To start off your day on a high note, I thought I’d share this excellent article written by Tom West that appeared in today’s Nashua Telegraph. It details NH Division of Economic Development Business Development Manager Michael Bergeron’s remarks to the Hudson Board of Selectmen on how to make their community more attractive to site selectors and businesses looking for a new home.
Development Official Advises Smiles Matter
Selectmen received some common sense tips on economic development from a state official who said a simple smile from a Town Hall employee could make the difference for a company contemplating a move to Hudson.
Michael Bergeron of the state Department of Resources and Economic Development gave the board a 30-minute tutorial on the best ways to woo business in a stagnant economy.
Bergeron said some companies will send an employee into the Town Hall of a community they’re thinking of moving to just to see what kind of impression the staff makes.
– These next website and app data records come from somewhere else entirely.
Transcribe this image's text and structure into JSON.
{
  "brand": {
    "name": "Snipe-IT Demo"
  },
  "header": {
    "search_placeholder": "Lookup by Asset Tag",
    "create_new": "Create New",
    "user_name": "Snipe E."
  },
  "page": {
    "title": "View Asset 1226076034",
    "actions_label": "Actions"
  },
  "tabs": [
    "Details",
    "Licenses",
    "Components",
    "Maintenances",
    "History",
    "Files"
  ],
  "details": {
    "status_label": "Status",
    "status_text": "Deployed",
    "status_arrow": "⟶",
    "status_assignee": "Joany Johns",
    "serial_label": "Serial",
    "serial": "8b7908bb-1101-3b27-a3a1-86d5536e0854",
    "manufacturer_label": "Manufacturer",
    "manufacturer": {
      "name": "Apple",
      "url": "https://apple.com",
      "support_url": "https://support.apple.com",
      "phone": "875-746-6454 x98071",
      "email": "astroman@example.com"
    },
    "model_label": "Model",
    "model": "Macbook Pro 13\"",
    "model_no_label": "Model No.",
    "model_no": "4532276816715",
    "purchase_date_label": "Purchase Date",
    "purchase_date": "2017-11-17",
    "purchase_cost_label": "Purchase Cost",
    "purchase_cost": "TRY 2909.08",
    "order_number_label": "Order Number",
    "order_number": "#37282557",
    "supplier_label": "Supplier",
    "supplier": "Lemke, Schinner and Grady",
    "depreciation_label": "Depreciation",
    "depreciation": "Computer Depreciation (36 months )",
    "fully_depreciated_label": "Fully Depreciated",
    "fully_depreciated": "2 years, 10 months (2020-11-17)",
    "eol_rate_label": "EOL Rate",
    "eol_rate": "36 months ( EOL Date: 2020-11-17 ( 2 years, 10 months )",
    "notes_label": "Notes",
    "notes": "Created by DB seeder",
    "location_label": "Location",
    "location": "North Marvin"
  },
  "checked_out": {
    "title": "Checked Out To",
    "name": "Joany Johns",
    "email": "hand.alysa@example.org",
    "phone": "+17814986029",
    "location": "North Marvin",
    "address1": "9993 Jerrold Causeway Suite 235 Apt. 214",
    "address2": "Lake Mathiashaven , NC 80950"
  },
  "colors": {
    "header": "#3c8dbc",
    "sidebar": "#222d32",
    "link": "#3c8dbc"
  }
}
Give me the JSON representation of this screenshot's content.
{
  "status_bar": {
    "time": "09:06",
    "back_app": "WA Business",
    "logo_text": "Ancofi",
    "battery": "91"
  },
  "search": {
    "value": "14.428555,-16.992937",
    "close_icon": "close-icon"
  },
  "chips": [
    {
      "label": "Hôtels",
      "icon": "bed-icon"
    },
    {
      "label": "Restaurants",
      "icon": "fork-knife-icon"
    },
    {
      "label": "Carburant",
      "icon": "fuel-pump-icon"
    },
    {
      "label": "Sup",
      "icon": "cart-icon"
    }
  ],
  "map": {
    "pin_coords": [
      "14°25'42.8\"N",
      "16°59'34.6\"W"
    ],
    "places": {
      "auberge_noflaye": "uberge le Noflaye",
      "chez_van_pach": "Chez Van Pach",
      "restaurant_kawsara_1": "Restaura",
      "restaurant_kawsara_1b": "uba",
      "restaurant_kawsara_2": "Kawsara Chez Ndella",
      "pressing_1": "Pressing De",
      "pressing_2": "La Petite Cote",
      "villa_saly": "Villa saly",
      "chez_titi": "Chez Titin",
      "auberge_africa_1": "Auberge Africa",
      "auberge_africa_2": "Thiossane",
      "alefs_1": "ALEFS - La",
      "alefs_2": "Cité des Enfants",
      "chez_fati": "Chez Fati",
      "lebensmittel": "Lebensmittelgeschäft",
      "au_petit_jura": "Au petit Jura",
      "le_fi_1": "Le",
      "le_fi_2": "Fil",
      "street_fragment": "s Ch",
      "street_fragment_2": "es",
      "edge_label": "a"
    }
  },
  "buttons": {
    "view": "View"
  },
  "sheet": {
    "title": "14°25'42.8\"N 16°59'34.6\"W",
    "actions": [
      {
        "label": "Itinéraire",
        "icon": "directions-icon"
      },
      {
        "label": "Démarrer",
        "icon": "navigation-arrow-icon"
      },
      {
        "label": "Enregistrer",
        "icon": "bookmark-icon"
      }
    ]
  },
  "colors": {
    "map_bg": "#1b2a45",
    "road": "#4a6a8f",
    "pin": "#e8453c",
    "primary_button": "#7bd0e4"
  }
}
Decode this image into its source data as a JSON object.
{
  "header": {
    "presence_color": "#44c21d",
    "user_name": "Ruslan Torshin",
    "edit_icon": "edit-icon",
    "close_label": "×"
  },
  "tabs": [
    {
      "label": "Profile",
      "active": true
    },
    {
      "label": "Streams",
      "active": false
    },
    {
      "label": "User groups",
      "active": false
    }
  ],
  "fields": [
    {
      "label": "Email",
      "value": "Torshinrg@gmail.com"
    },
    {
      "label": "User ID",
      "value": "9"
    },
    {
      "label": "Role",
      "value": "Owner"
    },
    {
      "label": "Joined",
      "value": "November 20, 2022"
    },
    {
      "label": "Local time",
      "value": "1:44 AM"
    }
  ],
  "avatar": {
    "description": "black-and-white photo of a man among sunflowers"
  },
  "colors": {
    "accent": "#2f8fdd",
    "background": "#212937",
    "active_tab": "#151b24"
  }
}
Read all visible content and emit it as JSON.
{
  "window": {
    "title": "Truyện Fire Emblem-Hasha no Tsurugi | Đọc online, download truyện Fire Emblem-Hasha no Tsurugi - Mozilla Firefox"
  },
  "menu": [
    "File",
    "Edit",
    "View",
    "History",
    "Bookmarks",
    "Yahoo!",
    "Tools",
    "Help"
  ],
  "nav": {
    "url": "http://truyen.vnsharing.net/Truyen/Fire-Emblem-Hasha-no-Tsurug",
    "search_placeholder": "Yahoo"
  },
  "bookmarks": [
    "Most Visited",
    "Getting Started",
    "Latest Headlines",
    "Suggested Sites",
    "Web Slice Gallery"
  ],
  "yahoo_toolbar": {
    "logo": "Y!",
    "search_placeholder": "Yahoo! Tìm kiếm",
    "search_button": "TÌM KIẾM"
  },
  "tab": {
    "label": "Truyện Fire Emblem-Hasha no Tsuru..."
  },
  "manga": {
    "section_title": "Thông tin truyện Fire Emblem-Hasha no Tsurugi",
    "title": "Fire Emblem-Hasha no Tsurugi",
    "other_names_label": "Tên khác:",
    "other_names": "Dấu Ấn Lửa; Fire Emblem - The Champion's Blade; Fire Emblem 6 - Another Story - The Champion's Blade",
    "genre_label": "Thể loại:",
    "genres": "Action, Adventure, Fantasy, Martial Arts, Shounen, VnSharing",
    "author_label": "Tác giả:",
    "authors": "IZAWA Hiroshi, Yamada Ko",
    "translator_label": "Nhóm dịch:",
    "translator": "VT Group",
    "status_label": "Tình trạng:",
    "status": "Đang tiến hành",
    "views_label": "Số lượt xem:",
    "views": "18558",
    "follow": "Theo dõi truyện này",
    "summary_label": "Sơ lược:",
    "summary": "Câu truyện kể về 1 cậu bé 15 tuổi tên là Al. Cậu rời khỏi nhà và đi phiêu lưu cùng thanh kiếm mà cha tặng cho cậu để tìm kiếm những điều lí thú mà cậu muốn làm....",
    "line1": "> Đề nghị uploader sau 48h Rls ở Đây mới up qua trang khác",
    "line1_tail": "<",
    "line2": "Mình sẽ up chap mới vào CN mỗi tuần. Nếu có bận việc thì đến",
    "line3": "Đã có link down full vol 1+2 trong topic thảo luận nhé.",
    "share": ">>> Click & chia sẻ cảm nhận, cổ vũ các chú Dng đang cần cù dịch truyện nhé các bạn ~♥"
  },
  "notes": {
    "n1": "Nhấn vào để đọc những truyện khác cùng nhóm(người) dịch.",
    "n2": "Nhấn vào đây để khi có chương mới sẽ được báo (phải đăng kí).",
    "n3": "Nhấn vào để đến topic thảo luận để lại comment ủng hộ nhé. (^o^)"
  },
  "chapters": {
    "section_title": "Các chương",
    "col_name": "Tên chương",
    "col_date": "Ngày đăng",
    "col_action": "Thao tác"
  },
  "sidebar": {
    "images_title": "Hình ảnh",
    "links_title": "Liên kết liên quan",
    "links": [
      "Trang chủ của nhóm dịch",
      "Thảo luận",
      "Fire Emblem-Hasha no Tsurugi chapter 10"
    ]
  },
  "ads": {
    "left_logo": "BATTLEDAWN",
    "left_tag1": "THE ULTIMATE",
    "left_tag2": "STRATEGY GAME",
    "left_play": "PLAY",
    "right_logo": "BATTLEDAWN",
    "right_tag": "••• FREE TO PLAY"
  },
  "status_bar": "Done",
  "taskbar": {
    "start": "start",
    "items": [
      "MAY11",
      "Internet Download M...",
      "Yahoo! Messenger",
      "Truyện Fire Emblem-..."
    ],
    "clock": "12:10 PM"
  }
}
“A smile can make all the difference,’’ he said, recounting how he visited one town and couldn’t get a worker behind a plate of bullet-proof glass to even look at him.
According to Assistant Town Administrator Mark Person, officials have made economic development No. 1 on their to-do list for 2010.
In an effort to fill Sagamore Industrial Park on Route 3A and the Clement Road Industrial Park along Route 111, the parks have been designated as Economic Revitalization Zones. The program allows for businesses within the parks to receive tax credits when expanding, Pearson said.
The program stopped taking applications Jan. 29, but two local companies have applied for credits or loans available through the state, he said.
What Hudson needs to remember, Bergeron said, is companies aren’t interested in towns where municipal boards are constantly bickering and building regulations so onerous that its seems to take forever to get anything done.
“That’s not going to fly today,’’ he said.
Networking is essential between the town, the local Chamber of Commerce and neighboring communities, he said, adding that a good Web site is an integral part of marketing any municipality.
The Hudson Web site, which the town recently upgraded with a new focus on economic development, is effective, he said, but “it needs refreshment in terms of town images,’’ that reflect the local quality of life.
The town has a beautiful new library and good schools, he said, that are assets the town needs to project via the Internet and social media, such as Facebook.
“Quality of life is a great asset for the town of Hudson,’’ Bergeron said, “and you need to keep a positive attitude and not apologize for the things that are not your strength.’’
As an example, he used the small town of Colebrook, 10 miles from the Canadian border, which he says is always coming up with ideas for growth, despite constant struggles.
“They’re always calling, saying, We’ve got a great idea, What you think?’ Bergeron said. “Instead of saying, ‘What can you do for me,’ they say, ‘look at what we can do for you.’ ’’